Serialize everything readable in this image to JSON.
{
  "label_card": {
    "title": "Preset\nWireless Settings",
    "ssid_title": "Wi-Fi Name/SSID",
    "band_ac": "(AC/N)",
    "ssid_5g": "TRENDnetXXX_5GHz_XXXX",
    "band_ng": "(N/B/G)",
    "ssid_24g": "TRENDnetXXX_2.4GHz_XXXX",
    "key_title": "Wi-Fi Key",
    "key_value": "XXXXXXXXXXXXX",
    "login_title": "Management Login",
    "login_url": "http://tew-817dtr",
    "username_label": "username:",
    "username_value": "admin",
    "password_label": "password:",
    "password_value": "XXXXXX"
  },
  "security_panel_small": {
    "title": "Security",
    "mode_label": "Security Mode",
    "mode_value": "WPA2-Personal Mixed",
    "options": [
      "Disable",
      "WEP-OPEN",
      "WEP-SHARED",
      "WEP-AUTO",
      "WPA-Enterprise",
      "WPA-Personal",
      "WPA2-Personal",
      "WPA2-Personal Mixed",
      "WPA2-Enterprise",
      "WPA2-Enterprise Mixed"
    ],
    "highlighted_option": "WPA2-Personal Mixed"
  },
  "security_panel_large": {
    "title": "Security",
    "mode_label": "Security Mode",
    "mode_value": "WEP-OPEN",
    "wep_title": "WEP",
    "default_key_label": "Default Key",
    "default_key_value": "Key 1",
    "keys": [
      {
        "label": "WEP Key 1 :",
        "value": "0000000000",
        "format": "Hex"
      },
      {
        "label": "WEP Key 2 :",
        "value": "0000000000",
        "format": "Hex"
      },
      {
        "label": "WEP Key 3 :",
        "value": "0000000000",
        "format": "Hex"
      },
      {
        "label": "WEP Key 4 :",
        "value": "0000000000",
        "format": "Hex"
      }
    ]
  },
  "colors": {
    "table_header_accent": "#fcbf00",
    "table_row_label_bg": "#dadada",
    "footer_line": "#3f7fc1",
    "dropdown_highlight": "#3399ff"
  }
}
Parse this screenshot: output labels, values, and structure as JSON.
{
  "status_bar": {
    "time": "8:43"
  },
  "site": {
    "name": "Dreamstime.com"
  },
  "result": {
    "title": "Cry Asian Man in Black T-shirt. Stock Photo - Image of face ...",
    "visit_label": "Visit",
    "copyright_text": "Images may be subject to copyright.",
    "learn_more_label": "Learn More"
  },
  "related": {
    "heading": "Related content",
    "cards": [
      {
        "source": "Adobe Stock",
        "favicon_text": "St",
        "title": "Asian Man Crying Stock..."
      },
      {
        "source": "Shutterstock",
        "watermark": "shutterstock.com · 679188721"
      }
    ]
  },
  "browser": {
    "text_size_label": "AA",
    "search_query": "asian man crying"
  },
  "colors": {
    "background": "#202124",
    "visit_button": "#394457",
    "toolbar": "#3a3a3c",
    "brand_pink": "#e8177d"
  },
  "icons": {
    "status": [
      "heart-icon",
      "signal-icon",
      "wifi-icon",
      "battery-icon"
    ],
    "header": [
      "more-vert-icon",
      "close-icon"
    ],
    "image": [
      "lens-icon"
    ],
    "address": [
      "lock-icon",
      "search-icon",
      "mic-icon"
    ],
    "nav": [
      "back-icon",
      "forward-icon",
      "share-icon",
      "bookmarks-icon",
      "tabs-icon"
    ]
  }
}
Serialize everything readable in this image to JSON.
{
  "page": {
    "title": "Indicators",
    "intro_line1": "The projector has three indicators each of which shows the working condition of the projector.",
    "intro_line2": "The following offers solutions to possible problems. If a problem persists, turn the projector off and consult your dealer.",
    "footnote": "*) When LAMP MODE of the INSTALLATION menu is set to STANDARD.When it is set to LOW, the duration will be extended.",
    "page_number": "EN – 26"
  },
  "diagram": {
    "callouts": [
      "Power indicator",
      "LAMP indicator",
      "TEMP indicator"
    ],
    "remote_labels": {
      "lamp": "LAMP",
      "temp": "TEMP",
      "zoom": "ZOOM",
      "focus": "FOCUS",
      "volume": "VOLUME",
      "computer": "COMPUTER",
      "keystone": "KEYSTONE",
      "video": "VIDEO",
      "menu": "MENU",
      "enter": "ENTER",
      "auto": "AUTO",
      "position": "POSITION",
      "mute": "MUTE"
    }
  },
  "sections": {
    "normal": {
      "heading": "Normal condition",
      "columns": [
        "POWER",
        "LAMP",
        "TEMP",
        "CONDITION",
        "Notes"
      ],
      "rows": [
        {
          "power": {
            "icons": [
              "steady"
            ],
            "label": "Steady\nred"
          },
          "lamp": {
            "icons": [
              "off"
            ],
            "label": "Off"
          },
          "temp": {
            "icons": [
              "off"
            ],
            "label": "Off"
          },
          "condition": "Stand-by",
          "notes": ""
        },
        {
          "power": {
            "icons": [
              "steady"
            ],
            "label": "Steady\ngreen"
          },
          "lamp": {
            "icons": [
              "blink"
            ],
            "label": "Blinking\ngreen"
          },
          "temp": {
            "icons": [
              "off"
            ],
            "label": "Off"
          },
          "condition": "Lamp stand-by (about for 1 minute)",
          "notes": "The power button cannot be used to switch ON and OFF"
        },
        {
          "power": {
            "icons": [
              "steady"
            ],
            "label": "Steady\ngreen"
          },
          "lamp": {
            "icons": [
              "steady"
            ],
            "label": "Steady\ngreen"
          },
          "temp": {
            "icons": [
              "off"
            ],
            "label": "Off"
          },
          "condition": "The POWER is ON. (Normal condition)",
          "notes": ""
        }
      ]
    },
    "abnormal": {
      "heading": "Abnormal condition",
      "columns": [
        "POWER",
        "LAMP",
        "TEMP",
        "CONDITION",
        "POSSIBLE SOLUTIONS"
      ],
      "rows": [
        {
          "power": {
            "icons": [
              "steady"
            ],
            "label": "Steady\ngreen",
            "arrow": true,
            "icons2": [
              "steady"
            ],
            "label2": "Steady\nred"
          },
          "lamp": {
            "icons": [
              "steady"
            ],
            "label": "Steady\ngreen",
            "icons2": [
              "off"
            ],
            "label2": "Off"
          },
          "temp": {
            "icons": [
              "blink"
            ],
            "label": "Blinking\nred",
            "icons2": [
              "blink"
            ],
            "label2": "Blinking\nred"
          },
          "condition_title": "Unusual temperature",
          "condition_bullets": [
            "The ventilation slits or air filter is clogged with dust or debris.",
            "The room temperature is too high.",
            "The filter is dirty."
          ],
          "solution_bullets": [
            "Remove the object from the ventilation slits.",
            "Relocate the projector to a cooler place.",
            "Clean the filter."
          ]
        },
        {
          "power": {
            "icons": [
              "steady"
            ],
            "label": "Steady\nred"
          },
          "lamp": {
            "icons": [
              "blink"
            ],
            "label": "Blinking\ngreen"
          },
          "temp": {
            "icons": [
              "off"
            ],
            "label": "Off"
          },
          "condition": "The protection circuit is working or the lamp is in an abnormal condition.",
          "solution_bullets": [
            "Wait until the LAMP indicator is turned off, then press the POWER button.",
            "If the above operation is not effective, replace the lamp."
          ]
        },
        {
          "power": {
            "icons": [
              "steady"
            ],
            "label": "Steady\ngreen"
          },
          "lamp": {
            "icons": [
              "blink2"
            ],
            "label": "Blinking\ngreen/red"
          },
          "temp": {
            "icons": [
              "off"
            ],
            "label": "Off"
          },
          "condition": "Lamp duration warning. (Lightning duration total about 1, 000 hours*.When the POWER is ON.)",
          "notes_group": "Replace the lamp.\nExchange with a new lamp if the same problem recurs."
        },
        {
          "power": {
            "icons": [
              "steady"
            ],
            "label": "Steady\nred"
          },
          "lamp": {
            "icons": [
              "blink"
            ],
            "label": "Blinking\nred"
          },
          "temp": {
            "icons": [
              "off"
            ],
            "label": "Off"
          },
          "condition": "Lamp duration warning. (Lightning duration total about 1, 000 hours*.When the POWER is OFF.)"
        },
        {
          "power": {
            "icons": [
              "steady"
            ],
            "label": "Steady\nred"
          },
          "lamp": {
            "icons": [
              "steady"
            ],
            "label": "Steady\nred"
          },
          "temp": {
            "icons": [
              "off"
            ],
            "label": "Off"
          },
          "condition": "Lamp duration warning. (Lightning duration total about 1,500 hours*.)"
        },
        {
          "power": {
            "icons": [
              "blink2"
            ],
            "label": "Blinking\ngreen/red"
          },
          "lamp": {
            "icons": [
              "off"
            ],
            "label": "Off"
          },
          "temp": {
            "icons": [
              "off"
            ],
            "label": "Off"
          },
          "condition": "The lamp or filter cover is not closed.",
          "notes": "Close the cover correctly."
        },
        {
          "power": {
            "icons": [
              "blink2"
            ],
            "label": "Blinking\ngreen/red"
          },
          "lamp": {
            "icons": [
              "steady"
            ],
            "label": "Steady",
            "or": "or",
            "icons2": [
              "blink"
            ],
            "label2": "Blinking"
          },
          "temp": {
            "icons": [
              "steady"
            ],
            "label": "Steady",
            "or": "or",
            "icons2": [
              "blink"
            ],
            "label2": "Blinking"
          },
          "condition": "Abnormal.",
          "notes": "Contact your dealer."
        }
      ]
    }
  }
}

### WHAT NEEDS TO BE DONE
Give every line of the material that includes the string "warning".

### OUTPUT FOR THIS EXERCISE
          "condition": "Lamp duration warning. (Lightning duration total about 1, 000 hours*.When the POWER is ON.)",
          "condition": "Lamp duration warning. (Lightning duration total about 1, 000 hours*.When the POWER is OFF.)"
          "condition": "Lamp duration warning. (Lightning duration total about 1,500 hours*.)"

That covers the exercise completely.